Where, as here, a state must place additional voters in a district “to achieve an equal population goal,” the majority reasoned, “the ‘predominance’ question concerns which voters the legislature decides to choose, and specifically whether the legislature predominately uses race as opposed to other, ‘traditional’ factors when doing so.” Here, the majority reversed the district court on the grounds that it had improperly considered population as a districting principle whereas, if it had “treated equal population goals as background factors, it might have concluded that race was the predominant boundary-drawing consideration.”
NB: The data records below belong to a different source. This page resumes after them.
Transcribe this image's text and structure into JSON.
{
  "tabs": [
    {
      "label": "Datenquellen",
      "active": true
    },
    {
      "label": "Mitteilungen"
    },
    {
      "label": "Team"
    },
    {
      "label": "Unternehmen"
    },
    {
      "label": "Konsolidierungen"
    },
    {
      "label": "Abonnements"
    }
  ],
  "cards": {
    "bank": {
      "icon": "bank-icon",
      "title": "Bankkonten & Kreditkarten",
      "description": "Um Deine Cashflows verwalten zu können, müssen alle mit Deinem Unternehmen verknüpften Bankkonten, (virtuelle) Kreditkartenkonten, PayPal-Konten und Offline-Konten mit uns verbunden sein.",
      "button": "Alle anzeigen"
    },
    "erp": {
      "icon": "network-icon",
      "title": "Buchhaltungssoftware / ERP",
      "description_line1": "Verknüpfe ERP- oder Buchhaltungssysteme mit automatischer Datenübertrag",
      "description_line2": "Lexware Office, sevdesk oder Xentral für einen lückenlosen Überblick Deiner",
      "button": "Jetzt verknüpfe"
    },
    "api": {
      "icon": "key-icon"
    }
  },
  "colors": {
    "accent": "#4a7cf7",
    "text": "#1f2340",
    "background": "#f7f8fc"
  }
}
The majority also challenged the district court’s alternative holding that, even if race was predominant, its use was sufficiently narrowly tailored to survive scrutiny. The Voting Rights Act does not command the maintenance of a particular minority percentage when redrawing majority-minority districts, the Court held. Rather, “it requires the jurisdiction to maintain a minority’s ability to elect a preferred candidate of choice.” In a call for a contextualized approach to population analysis, the Court cited to Justice Souter’s dissent in Georgia v. Ashcroft and admonished that “courts should not mechanically rely upon numerical percentages but should take account of all significant circumstances.” Alabama “asked the wrong question with respect to narrow tailoring,” the Court reasoned. Instead of asking how to maintain minority percentages in majority-minority districts, “they should have asked: ‘To what extent must we preserve existing minority percentages in order to maintain the minority’s present ability to elect the candidate of its choice?’” This approach—calibrating minority percentages by the pole star of the power of choice–is the majority’s core guidance for future redistricting efforts.
Next Steps for Gerrymandering Claims
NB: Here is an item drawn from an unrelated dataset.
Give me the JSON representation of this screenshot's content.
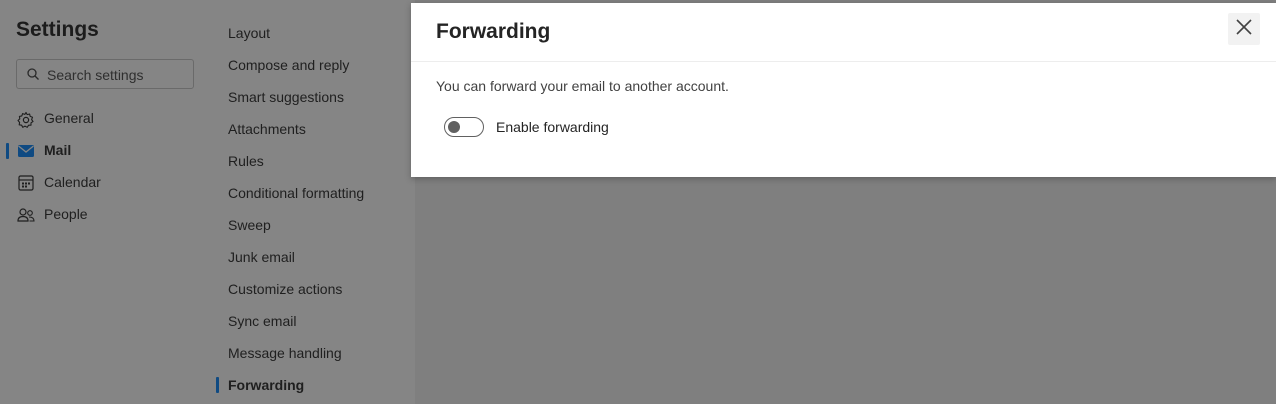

The Court’s three opinions in the Alabama cases sound disparate notes for the future of gerrymandering jurisprudence. Justice Scalia’s dissent warns that the consequences of the majority’s leniency concerning standing and claim construction “will reverberate far beyond the narrow circumstances presented in this case.” Justice Thomas raises the opposite concern with regard to the merits, that the court’s opinion “does nothing to ease the conflict between our color-blind Constitution and the ‘consciously segregated districting system’ the Court has required in the name of equality.’” The majority’s countervailing optimism is grounded in the potential for a contextualized analysis of race in drawing district lines as a means to reach the political future envisioned by Shaw I “in which race no longer matters.”
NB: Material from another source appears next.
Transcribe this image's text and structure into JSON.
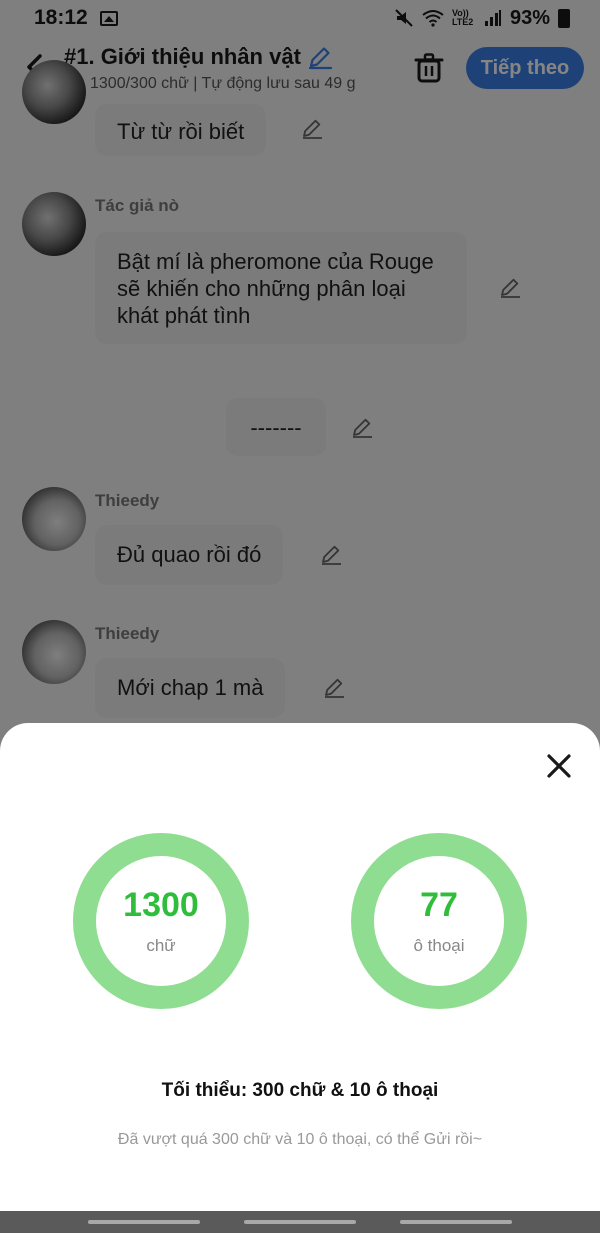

Keywords: litigation, voting rights act, civil rights, race, gerrymander
O. Andrew F. Wilson is a partner at Emery Celli Brinckerhoff & Abady LLP in New York, New York, and the chair of the Civil Rights Subcommittee on Race/National Origin/Language Discrimination.